§ **PROBLEM DESCRIPTION**
Scan the data below. Pull out each line where "screenshot" occurs.
──────── RECORD SET ────────
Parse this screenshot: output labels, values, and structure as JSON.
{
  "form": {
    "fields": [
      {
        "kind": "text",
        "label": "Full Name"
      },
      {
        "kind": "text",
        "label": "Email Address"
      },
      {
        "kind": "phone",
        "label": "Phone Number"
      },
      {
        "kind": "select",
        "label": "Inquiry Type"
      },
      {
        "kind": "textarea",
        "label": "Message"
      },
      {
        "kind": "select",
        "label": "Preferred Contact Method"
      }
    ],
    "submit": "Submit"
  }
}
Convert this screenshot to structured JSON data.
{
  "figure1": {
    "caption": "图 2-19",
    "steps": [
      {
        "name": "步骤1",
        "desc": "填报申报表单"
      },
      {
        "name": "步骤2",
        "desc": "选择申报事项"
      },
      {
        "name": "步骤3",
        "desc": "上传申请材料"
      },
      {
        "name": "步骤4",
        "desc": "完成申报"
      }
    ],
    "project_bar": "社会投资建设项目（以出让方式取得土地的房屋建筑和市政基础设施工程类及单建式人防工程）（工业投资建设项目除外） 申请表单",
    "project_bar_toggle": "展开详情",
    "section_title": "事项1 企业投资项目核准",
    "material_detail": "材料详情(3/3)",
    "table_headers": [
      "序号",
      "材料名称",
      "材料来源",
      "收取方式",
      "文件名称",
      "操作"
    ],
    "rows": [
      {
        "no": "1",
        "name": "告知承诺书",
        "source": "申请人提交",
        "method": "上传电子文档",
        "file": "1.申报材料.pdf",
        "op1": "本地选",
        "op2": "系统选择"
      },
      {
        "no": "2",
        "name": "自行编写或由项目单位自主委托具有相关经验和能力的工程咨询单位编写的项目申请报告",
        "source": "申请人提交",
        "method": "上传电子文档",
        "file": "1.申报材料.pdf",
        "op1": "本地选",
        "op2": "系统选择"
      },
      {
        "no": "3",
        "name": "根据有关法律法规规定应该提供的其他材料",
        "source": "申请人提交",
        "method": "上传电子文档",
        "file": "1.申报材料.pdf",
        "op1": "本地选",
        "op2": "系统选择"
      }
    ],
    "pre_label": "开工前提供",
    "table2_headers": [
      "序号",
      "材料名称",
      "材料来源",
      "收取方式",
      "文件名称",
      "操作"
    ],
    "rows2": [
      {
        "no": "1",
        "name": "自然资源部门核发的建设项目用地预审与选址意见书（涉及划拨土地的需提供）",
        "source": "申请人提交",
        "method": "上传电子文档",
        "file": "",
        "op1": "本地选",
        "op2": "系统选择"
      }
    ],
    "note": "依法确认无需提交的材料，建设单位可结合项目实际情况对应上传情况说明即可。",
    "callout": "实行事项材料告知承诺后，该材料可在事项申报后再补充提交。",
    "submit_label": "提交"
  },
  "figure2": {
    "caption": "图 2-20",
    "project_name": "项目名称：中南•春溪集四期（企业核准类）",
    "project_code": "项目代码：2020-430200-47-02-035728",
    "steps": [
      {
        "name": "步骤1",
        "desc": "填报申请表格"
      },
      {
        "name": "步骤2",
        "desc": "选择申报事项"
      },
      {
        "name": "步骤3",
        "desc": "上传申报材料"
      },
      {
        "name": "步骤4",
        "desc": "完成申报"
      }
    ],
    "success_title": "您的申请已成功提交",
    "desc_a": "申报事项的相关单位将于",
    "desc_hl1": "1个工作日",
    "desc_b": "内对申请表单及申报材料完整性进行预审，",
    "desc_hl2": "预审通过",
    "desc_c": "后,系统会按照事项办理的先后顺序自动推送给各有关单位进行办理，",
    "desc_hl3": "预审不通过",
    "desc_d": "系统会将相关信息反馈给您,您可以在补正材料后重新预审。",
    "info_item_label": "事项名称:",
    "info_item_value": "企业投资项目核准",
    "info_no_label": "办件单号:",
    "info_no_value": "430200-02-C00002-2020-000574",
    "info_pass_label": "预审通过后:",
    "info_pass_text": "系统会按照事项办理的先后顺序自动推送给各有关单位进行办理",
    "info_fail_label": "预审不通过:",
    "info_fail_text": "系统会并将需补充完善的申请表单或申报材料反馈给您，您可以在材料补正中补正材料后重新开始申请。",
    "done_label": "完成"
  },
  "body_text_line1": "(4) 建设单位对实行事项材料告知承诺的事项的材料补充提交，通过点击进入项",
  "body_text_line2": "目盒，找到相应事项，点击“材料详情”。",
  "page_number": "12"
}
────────
§ **RESULT OF THE TASK**
Parse this screenshot: output labels, values, and structure as JSON.
Convert this screenshot to structured JSON data.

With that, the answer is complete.